Alan Gelb is a writing coach and widely published author of fiction and nonfiction, including his latest Having the Last Say: Capturing Your Legacy in One Small Story (Tarcher) and Conquering the College Admissions Essay in 10 Steps (Ten Speed Press). His work has been featured in the New York Times, The Wall Street Journal, and CBS Money Watch among others. Learn more at www.havingthelastsay.com
by Alan Gelb
Often, when I am editing the essays of the writers that I work with, I am reminded of Gordian knots—and those long tangled orange extension cords that require 20 minutes to unravel. I feel myself straining to reorder jumbled sentences in which just about everything is showing up in the wrong place. I try to impress upon my writers that are guilty of spreading orange-corditis that readers will never hold clean, simple writing against you. It is the tangled, brambly stuff they most resent.
Good, clean, simple writing begins with good, clean, simple sentence structure. I suggest to my structurally challenged writers that they always try to lead a sentence with a noun and a verb. Readers will not hold against you a sentence that says, “I went to the bank to make a deposit,” as plain and simple as that sentence is. But if you wrote, “Making a deposit, I went to the bank,” you’re already in trouble.
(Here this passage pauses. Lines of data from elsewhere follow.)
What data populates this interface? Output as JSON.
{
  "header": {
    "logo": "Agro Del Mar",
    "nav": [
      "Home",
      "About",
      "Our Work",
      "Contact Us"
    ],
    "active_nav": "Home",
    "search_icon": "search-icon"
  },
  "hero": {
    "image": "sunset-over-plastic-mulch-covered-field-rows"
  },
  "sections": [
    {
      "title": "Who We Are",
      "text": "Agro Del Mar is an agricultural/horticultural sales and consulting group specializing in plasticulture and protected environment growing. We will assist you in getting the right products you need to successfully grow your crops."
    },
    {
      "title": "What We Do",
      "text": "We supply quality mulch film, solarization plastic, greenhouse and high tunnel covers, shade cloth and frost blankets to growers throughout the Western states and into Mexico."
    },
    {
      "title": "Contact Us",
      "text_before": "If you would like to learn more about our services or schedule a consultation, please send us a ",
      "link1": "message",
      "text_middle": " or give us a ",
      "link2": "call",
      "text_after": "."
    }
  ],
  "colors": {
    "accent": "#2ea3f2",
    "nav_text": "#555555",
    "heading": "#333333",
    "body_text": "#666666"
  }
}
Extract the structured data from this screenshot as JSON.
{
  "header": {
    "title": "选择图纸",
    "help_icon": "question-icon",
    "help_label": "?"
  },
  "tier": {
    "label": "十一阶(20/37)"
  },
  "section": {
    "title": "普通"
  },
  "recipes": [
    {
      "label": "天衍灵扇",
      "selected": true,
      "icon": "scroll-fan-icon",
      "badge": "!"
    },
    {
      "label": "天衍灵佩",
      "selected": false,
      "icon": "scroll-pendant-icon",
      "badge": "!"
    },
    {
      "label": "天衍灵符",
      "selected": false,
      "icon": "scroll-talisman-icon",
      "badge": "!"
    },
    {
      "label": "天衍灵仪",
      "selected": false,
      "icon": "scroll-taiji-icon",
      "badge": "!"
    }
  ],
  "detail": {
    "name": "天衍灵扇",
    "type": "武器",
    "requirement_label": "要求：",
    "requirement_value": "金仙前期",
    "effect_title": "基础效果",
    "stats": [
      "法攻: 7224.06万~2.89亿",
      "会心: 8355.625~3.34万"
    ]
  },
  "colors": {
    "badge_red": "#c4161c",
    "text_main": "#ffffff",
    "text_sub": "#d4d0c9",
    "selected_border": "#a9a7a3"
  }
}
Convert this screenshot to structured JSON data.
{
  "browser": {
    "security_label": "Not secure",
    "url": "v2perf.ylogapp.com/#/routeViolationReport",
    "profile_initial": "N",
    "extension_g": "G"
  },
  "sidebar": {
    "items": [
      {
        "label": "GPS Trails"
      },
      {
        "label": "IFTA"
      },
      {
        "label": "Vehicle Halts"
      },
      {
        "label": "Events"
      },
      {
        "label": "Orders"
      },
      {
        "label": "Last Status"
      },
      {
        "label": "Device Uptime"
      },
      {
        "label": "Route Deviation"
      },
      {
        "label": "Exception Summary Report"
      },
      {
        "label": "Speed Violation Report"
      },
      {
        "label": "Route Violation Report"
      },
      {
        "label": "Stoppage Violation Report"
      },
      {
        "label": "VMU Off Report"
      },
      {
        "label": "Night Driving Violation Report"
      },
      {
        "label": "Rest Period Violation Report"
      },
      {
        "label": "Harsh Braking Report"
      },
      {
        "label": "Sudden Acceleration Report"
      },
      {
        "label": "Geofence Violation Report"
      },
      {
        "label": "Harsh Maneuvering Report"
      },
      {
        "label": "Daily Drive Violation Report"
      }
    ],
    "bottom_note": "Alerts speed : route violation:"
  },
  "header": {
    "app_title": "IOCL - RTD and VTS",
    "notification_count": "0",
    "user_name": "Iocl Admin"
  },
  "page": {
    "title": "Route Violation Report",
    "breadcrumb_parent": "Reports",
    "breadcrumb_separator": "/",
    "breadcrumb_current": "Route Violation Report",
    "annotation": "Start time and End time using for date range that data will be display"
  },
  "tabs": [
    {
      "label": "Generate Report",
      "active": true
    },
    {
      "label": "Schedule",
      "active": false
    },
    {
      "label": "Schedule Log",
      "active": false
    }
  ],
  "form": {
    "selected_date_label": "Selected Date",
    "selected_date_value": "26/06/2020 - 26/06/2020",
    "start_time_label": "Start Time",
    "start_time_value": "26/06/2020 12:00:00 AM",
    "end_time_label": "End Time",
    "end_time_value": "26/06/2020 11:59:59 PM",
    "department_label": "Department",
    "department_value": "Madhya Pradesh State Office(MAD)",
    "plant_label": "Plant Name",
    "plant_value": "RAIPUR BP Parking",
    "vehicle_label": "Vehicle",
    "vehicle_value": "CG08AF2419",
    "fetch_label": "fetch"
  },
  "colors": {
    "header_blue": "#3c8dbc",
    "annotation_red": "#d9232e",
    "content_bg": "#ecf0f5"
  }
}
For one thing, you’re ahead of yourself, as the sentence starts with something that has not yet taken place. Furthermore, the deposit is vague. Is it, in fact, a bank deposit? Or have you deposited your will in a safe?
If my writers follow my advice and lead with a noun and a verb, I will sometimes see a very quick and marked improvement in their writing. They understand that once they get the hang of sentence structure, they can go on to more advanced slopes and maybe, one day, will even negotiate the black diamonds that Faulkner and Henry James sailed down…or not. They are generally content to perform well on the intermediate slopes.
Insecurity plagues all writers, professional and nonprofessional. It just comes with the territory. Professional writers, for the most part, know what to do to get beyond that, but less experienced writers tend to grab at adverbs and adjectives to pump up a piece that is flagging. They might also try to dress up the writing with metaphors, but these often detract from a written piece and can point the less experienced writer toward clichés. Keep in mind that problem pieces are not going to be reanimated by fussy language. Good clean lines make up your best path to success.
Sometimes, to make my point about the virtues of simplicity, I will send my writers two images: a Shaker basket and a Victorian curio cabinet. Which one do you like better? I’ll ask. I have yet to see any votes for the curio cabinet. It’s the same with a piece of writing. Simple is good for most readers, and simple is a lot easier for most writers.